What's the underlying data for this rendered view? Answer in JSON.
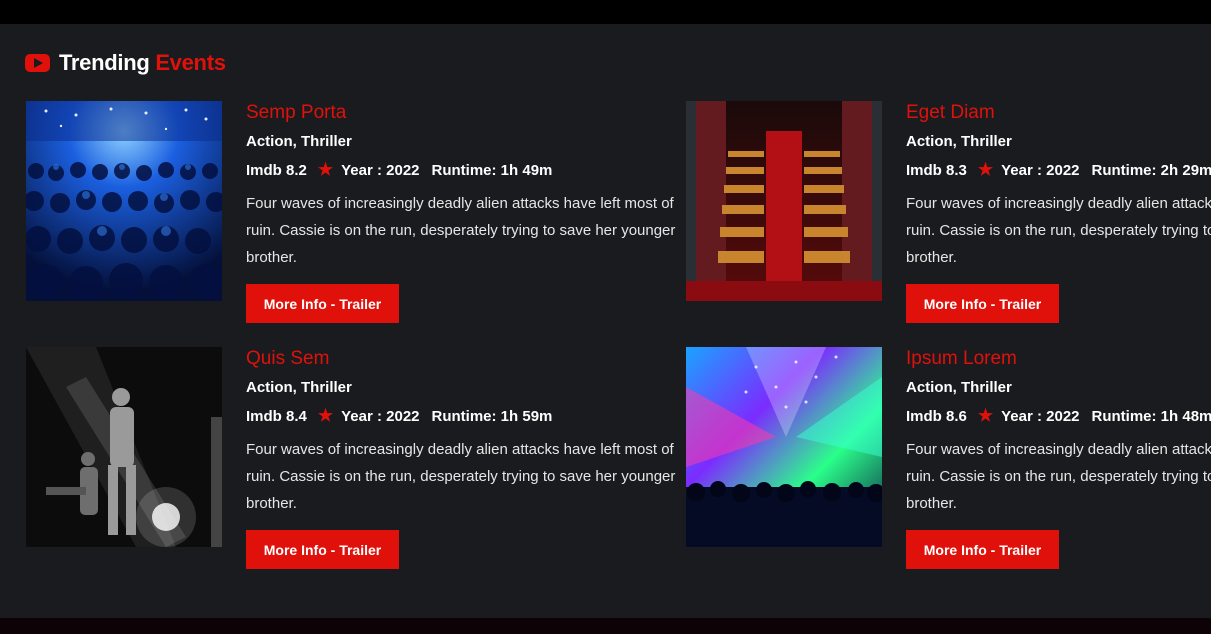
{
  "section": {
    "title": "Trending",
    "title_accent": "Events"
  },
  "events": [
    {
      "title": "Semp Porta",
      "genre": "Action, Thriller",
      "imdb": "Imdb 8.2",
      "year": "Year : 2022",
      "runtime": "Runtime: 1h 49m",
      "description": "Four waves of increasingly deadly alien attacks have left most of ruin. Cassie is on the run, desperately trying to save her younger brother.",
      "button": "More Info - Trailer",
      "image": "concert-crowd-blue"
    },
    {
      "title": "Eget Diam",
      "genre": "Action, Thriller",
      "imdb": "Imdb 8.3",
      "year": "Year : 2022",
      "runtime": "Runtime: 2h 29m",
      "description": "Four waves of increasingly deadly alien attacks have left most of ruin. Cassie is on the run, desperately trying to save her younger brother.",
      "button": "More Info - Trailer",
      "image": "theater-seats-red"
    },
    {
      "title": "Quis Sem",
      "genre": "Action, Thriller",
      "imdb": "Imdb 8.4",
      "year": "Year : 2022",
      "runtime": "Runtime: 1h 59m",
      "description": "Four waves of increasingly deadly alien attacks have left most of ruin. Cassie is on the run, desperately trying to save her younger brother.",
      "button": "More Info - Trailer",
      "image": "band-stage-bw"
    },
    {
      "title": "Ipsum Lorem",
      "genre": "Action, Thriller",
      "imdb": "Imdb 8.6",
      "year": "Year : 2022",
      "runtime": "Runtime: 1h 48m",
      "description": "Four waves of increasingly deadly alien attacks have left most of ruin. Cassie is on the run, desperately trying to save her younger brother.",
      "button": "More Info - Trailer",
      "image": "festival-lights"
    }
  ],
  "colors": {
    "accent": "#e0110b",
    "background": "#1a1b1f"
  },
  "icons": {
    "section": "youtube-play-icon",
    "rating": "star-icon"
  }
}
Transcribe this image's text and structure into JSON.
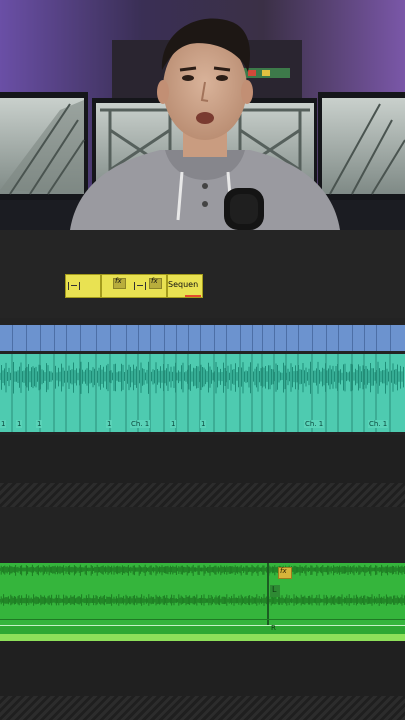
{
  "title_clip": {
    "fx_badges": [
      "fx",
      "fx"
    ],
    "label": "Sequen"
  },
  "audio_track_1": {
    "clip_labels": [
      "1",
      "1",
      "1",
      "1",
      "Ch. 1",
      "1",
      "1",
      "Ch. 1",
      "Ch. 1"
    ]
  },
  "audio_track_2": {
    "fx_badge": "fx",
    "marker_letter": "L",
    "bottom_letter": "R"
  },
  "colors": {
    "video_track": "#6c93cf",
    "audio_cyan": "#4ecbb0",
    "audio_green": "#35b53c",
    "title_yellow": "#e9e252",
    "timeline_bg": "#232323"
  }
}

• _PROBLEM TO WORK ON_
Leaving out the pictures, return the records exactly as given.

• _OUTPUT BELOW_
What's the underlying data for this rendered view? Answer in JSON.
{
  "section": {
    "title": "Trending",
    "title_accent": "Events"
  },
  "events": [
    {
      "title": "Semp Porta",
      "genre": "Action, Thriller",
      "imdb": "Imdb 8.2",
      "year": "Year : 2022",
      "runtime": "Runtime: 1h 49m",
      "description": "Four waves of increasingly deadly alien attacks have left most of ruin. Cassie is on the run, desperately trying to save her younger brother.",
      "button": "More Info - Trailer",
      "image": "concert-crowd-blue"
    },
    {
      "title": "Eget Diam",
      "genre": "Action, Thriller",
      "imdb": "Imdb 8.3",
      "year": "Year : 2022",
      "runtime": "Runtime: 2h 29m",
      "description": "Four waves of increasingly deadly alien attacks have left most of ruin. Cassie is on the run, desperately trying to save her younger brother.",
      "button": "More Info - Trailer",
      "image": "theater-seats-red"
    },
    {
      "title": "Quis Sem",
      "genre": "Action, Thriller",
      "imdb": "Imdb 8.4",
      "year": "Year : 2022",
      "runtime": "Runtime: 1h 59m",
      "description": "Four waves of increasingly deadly alien attacks have left most of ruin. Cassie is on the run, desperately trying to save her younger brother.",
      "button": "More Info - Trailer",
      "image": "band-stage-bw"
    },
    {
      "title": "Ipsum Lorem",
      "genre": "Action, Thriller",
      "imdb": "Imdb 8.6",
      "year": "Year : 2022",
      "runtime": "Runtime: 1h 48m",
      "description": "Four waves of increasingly deadly alien attacks have left most of ruin. Cassie is on the run, desperately trying to save her younger brother.",
      "button": "More Info - Trailer",
      "image": "festival-lights"
    }
  ],
  "colors": {
    "accent": "#e0110b",
    "background": "#1a1b1f"
  },
  "icons": {
    "section": "youtube-play-icon",
    "rating": "star-icon"
  }
}
Transcribe this image's text and structure into JSON.
{
  "title_clip": {
    "fx_badges": [
      "fx",
      "fx"
    ],
    "label": "Sequen"
  },
  "audio_track_1": {
    "clip_labels": [
      "1",
      "1",
      "1",
      "1",
      "Ch. 1",
      "1",
      "1",
      "Ch. 1",
      "Ch. 1"
    ]
  },
  "audio_track_2": {
    "fx_badge": "fx",
    "marker_letter": "L",
    "bottom_letter": "R"
  },
  "colors": {
    "video_track": "#6c93cf",
    "audio_cyan": "#4ecbb0",
    "audio_green": "#35b53c",
    "title_yellow": "#e9e252",
    "timeline_bg": "#232323"
  }
}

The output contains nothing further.